*** Opening of Material shown ***

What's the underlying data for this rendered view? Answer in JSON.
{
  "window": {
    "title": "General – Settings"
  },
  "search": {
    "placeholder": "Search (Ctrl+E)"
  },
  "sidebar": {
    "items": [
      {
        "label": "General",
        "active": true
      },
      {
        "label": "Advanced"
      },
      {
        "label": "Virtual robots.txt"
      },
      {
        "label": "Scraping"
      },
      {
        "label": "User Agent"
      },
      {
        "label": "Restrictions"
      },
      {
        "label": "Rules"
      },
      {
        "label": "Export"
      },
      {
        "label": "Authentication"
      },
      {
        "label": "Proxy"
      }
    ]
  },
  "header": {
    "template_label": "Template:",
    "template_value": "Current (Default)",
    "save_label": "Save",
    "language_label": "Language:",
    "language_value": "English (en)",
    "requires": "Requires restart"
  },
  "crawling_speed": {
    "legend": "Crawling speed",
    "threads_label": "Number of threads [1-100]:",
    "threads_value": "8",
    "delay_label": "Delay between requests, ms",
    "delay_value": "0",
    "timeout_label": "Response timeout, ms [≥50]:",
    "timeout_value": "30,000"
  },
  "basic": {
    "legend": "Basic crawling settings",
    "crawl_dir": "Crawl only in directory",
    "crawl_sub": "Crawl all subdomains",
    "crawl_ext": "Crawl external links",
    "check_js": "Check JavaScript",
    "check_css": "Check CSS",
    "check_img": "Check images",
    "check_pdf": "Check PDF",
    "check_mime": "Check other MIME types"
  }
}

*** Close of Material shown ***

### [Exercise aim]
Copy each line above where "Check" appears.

### [Answer section]
    "check_js": "Check JavaScript",
    "check_css": "Check CSS",
    "check_img": "Check images",
    "check_pdf": "Check PDF",
    "check_mime": "Check other MIME types"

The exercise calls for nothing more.